What happens after a Phase IV trial is complete?
A Phase IV trial is typically considered complete when enrollment is reached, and each patient undergoes their last visit. Once a Phase IV trial is complete, its results are typically published in a peer-reviewed journal. The results will also be submitted to the FDA, which will review them and decide whether the drug should be approved for use by consumers or if any additional safety messages need to be announced.
Researchers, site investigators, sponsors, and CROs involved in a Phase IV clinical trial should receive information about the results of the trial as well as the time frame that the data will be shared with the community.
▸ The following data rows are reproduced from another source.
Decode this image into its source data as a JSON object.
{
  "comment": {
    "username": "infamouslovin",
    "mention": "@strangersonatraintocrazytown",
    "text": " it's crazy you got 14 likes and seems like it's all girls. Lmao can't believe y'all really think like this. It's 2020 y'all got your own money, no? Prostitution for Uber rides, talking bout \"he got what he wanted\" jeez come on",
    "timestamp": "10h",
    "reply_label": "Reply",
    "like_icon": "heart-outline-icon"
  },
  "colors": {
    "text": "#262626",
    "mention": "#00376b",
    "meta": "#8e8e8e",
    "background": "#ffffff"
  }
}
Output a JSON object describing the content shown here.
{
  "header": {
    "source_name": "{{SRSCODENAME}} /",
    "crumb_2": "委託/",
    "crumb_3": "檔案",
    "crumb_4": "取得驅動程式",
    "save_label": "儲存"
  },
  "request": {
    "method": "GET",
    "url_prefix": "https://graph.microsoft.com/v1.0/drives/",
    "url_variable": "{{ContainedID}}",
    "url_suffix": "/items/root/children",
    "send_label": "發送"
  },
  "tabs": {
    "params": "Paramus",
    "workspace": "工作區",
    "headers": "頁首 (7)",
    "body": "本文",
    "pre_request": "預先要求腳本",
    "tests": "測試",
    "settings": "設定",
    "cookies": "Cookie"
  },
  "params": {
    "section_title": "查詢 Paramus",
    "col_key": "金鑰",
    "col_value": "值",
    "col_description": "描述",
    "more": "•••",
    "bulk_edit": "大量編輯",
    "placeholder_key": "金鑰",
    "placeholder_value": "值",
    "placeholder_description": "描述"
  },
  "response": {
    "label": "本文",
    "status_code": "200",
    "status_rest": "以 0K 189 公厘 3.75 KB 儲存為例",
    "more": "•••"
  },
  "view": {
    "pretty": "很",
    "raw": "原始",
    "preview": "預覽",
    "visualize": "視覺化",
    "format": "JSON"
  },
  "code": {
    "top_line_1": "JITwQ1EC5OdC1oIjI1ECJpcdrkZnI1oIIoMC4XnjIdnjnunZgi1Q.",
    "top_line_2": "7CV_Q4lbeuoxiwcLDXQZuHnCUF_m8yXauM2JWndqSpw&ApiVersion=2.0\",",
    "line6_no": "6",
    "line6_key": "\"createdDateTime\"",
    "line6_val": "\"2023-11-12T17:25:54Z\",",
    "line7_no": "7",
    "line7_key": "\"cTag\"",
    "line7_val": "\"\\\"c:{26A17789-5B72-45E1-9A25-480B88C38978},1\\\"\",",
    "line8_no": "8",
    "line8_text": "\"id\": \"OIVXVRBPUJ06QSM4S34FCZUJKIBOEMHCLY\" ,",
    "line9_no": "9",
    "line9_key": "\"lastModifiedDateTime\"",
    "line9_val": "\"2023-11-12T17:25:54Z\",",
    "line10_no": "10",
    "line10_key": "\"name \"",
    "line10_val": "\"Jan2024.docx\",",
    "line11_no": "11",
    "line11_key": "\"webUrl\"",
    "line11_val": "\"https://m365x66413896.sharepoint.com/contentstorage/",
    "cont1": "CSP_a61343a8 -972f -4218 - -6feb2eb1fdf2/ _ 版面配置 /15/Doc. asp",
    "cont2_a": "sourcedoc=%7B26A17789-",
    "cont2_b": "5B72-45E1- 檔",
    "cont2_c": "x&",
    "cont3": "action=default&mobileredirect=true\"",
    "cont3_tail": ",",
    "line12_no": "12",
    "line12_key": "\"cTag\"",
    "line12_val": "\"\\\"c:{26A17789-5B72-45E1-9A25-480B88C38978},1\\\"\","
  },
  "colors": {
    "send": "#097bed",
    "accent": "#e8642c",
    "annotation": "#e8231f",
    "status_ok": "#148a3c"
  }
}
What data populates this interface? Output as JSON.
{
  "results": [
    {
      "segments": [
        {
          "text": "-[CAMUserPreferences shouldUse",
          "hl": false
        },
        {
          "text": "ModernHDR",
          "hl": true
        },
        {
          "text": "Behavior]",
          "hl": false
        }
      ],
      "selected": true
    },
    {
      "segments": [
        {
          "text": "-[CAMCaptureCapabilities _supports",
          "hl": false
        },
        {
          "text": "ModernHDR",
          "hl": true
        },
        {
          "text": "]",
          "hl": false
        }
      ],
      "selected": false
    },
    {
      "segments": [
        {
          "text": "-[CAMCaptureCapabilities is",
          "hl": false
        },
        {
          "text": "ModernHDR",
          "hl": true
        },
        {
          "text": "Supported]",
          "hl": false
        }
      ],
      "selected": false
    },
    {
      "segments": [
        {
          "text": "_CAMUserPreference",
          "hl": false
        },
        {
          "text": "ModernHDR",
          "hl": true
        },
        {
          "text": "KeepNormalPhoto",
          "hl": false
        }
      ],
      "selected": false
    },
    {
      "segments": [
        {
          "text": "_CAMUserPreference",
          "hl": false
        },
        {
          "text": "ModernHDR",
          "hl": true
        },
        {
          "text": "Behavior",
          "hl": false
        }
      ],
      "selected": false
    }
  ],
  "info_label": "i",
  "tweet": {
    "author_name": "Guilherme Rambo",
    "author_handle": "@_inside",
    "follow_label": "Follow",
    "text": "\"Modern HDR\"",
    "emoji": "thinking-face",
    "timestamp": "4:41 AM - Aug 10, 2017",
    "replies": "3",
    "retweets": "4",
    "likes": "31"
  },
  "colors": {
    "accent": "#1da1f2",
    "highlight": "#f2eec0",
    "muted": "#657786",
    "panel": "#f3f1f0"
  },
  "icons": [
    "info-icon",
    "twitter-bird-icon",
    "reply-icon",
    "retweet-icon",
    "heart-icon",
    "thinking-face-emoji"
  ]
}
What are the benefits of using a CRO for a Phase IV trial?
Before beginning a clinical trial, one of the first things sponsors will typically do is consider utilizing a Clinical Research Organization (CRO) to manage the details of the study. Employing a CRO can save time and money as well as provide access to the latest technology.
The following are a few benefits of sponsors using a CRO for their Phase IV clinical trial:
- A CRO can provide access to the latest technology needed for conducting Phase IV studies. This includes the availability of tools like electronic data capture (EDC), Internet-based applications, and more. These tools can help ensure that all information is collected efficiently, accurately, and is easily accessible by those who need it most—like researchers!
- CROs have experience managing Phase IV trials. This means that they know what kinds of protocols work best when conducting Post-Marketing Surveillance studies; which types of people should participate in these studies; where the study sites should be located; etc. The CRO’s main purpose is to ensure everything goes smoothly during the Phase IV trial.
- Another advantage of working with a CRO is the partnership they have with sites, investigators, and vendors. CROs are much more knowledgeable as to which sites can enroll patients for a specific indication. Similarly, an experienced CRO will have a large network of prominent investigators and scientific advisory board members. For the services that the CRO must outsource, they will likely have several vendors with which they’ve had success with in the past.
- The staff employed by a CRO can also be a great benefit during a Phase IV trial. The CRO will vet staff members such as Clinical Research Associates (CRAs), legal representatives, medical monitors, Clinical Trial Managers (CTMs), regulatory coordinators, medical writers, budget advisors, and sometimes even Clinical Research Coordinators (CRCs). These staff members are skilled at managing the complex nature of Phase IV trials and can be invaluable during the start-up and close-out processes in particular.
Ready to Start Your Phase IV Clinical Trial?
Although Phase IV clinical trials can be lengthy and expensive, they are necessary to satisfy regulatory requirements and conclude any unanswered queries that arose during earlier phase studies. In order to manage the complexities and nuances that arise in Phase IV trials, sponsors frequently elicit the assistance of an experienced CRO. CROs like Vial, IQVIA, and PPD can be advantageous through their network of sites, the availability of new technology, and their expert staff.
Vial is a next-generation Contract Research Organization (CRO) powered by technology. Our vision is to empower scientists to cure all human disease. We deliver on this vision by providing faster, more efficient trials at an affordable rate.
If you’re planning a Phase IV clinical trial and want a tech-enabled CRO backed by an expert team of clinical operation leaders, contact Vial today. Vial can help you make the right decisions for your drug, treatment, or medical device and provide the clinical trial services you need for a faster, more efficient, and cost-effective trial. Contact us today to discuss your trial needs and request a free quote.